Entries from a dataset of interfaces
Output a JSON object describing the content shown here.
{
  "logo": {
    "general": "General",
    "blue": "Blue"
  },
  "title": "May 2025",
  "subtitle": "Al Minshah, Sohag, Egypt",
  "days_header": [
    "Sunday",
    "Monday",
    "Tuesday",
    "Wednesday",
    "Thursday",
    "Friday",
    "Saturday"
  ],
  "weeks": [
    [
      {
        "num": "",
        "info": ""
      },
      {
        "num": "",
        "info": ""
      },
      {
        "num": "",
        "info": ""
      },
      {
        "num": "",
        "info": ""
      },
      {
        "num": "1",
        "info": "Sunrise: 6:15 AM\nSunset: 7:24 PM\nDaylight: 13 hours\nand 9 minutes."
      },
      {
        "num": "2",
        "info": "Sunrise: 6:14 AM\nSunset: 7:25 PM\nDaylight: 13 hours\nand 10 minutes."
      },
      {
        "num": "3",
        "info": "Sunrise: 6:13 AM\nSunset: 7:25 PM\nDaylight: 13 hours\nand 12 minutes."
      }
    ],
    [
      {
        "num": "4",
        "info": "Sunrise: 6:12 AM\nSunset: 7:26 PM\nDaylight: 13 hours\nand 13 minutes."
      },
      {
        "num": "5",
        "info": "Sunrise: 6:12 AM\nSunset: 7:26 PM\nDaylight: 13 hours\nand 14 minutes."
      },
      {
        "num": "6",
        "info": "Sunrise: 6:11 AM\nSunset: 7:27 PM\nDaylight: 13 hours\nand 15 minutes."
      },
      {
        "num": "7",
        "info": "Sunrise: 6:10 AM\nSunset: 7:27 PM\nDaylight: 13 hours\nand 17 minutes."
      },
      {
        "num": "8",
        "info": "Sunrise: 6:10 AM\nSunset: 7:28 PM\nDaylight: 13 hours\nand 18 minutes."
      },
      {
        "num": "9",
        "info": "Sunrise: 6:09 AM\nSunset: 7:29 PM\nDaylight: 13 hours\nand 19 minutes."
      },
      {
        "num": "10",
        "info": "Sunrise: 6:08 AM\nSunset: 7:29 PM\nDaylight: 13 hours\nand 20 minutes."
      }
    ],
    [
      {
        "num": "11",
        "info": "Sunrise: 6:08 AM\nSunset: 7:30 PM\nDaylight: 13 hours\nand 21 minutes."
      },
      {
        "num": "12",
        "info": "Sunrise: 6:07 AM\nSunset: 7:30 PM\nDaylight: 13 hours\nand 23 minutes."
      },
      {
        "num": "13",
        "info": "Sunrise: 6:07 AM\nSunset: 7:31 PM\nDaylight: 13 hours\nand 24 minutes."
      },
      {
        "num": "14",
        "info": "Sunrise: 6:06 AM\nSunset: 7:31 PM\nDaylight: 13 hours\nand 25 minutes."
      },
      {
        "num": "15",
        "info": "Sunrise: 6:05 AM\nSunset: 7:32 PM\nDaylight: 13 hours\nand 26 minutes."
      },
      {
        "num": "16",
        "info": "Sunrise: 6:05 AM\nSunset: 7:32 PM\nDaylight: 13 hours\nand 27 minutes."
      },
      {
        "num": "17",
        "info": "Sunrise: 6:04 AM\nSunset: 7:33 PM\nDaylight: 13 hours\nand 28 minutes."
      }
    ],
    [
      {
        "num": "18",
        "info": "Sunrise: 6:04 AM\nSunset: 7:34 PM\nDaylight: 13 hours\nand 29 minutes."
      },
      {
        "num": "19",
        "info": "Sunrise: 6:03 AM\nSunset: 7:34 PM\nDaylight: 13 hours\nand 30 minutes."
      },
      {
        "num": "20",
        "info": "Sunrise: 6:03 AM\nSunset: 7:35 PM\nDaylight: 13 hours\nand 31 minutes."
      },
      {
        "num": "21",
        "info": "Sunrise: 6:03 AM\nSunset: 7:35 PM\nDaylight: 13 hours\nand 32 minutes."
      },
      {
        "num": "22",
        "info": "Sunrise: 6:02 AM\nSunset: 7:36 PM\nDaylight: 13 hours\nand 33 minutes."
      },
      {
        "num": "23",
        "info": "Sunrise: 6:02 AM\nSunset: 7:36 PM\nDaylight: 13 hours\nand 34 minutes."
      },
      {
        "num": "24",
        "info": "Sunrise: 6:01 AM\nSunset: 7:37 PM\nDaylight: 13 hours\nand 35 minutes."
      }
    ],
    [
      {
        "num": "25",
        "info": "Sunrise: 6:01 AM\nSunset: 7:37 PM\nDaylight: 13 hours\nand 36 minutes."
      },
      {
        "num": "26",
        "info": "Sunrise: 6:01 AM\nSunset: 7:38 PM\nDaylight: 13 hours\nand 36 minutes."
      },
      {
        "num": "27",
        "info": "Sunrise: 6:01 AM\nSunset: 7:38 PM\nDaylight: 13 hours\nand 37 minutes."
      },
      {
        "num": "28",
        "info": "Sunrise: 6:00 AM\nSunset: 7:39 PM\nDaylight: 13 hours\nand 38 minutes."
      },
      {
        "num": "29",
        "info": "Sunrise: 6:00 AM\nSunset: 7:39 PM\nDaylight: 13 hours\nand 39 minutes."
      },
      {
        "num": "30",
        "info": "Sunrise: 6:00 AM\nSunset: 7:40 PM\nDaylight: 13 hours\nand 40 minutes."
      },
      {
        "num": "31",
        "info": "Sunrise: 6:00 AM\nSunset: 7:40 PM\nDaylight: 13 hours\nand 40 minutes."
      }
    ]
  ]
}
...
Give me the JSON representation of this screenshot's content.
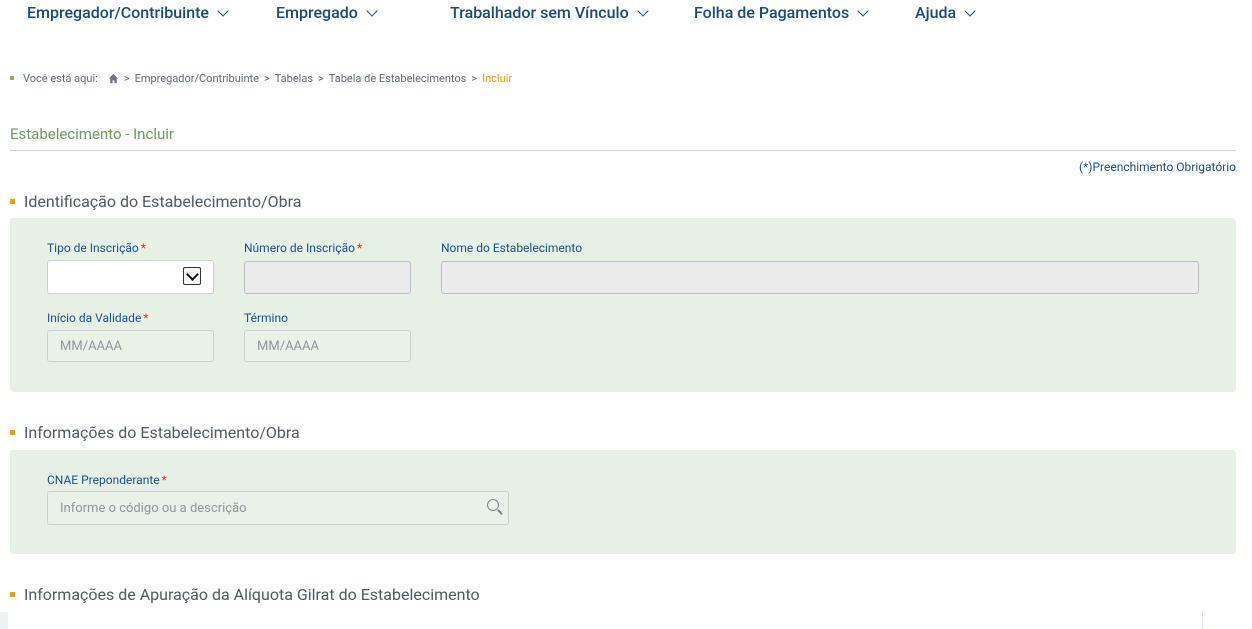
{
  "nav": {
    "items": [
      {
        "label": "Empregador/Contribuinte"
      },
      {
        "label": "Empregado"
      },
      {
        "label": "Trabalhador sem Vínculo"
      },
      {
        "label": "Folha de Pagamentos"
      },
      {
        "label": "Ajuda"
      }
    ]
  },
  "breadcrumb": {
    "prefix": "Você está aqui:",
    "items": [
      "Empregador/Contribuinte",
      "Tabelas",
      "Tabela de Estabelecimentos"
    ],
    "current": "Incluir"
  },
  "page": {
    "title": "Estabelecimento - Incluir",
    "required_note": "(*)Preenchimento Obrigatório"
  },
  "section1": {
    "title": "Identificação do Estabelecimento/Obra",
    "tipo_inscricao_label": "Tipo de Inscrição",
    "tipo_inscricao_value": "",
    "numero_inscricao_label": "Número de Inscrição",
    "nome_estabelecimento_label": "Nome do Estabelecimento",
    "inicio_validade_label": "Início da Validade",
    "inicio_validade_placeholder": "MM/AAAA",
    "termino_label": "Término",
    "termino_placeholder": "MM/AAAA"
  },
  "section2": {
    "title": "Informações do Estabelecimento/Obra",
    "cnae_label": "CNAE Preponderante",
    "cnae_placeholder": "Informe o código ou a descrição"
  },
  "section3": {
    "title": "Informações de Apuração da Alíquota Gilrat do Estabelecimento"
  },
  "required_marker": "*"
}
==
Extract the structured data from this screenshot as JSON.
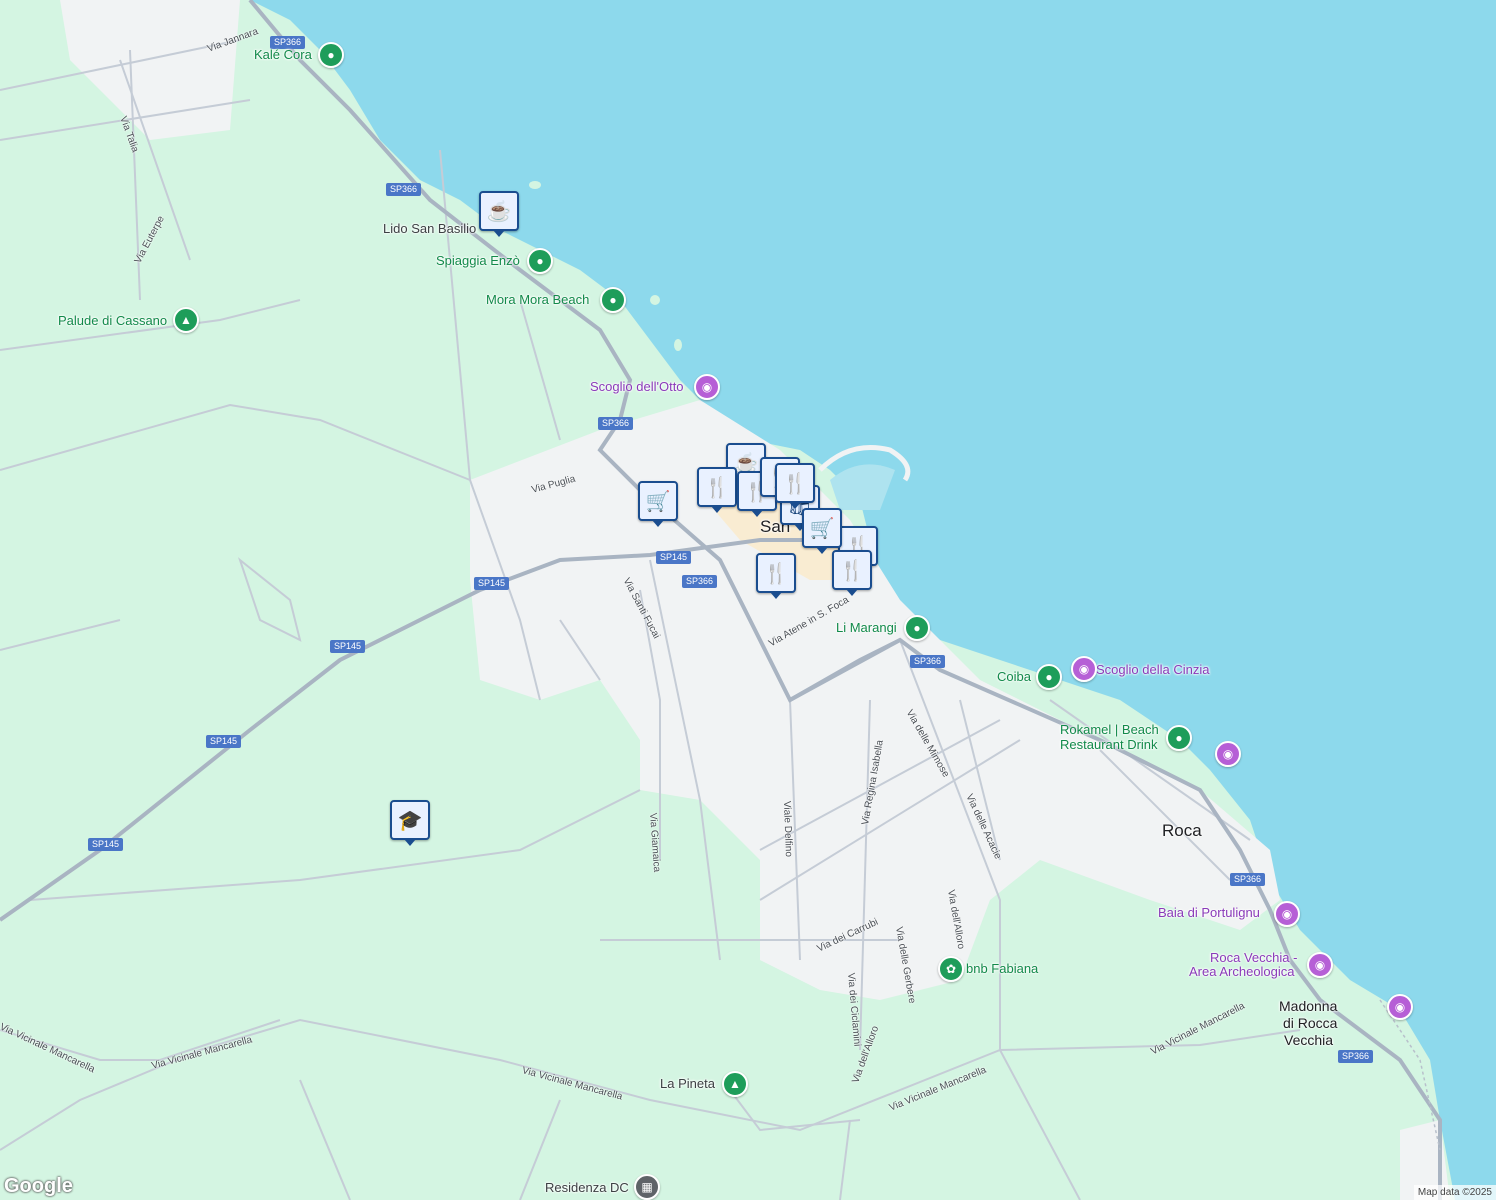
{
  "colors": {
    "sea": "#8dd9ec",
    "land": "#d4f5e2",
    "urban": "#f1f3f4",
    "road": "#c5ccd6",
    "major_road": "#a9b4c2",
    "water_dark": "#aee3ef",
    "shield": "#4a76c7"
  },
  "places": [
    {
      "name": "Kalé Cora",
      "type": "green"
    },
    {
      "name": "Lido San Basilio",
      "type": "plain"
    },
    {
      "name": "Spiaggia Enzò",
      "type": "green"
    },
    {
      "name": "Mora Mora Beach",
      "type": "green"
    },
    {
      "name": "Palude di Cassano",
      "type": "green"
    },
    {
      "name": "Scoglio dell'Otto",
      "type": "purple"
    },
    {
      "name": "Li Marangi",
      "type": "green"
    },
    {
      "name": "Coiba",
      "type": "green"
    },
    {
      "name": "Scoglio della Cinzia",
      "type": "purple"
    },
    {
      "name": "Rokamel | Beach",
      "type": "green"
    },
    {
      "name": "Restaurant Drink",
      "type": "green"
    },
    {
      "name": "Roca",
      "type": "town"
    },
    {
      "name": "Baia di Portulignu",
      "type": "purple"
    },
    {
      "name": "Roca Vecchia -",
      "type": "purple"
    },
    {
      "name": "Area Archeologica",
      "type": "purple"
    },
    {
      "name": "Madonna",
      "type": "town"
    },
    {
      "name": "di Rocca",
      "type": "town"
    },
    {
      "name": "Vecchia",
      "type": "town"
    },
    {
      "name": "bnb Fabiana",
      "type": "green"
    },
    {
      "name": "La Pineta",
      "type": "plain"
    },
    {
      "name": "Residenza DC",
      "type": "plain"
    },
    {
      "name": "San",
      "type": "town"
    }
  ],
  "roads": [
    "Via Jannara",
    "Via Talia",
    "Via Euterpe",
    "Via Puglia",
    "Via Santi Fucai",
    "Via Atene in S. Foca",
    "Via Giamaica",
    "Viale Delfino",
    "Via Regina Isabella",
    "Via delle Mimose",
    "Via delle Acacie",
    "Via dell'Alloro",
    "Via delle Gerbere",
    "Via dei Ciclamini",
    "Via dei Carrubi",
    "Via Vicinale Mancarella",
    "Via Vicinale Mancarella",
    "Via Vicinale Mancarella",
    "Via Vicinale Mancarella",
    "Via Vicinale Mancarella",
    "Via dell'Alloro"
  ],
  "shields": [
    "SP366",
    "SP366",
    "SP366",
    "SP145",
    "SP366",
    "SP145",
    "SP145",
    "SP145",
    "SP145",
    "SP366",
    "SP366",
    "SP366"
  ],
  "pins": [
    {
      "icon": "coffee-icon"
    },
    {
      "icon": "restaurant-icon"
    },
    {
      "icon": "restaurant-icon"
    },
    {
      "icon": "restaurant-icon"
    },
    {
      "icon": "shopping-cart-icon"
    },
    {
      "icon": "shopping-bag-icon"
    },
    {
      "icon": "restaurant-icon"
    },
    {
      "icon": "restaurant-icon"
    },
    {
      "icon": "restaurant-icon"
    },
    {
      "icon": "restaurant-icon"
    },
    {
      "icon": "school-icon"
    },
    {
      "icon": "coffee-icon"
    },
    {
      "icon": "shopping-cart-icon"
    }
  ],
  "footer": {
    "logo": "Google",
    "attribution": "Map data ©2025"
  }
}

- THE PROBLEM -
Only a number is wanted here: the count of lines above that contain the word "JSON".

- SOLUTION FOR THIS TASK -
3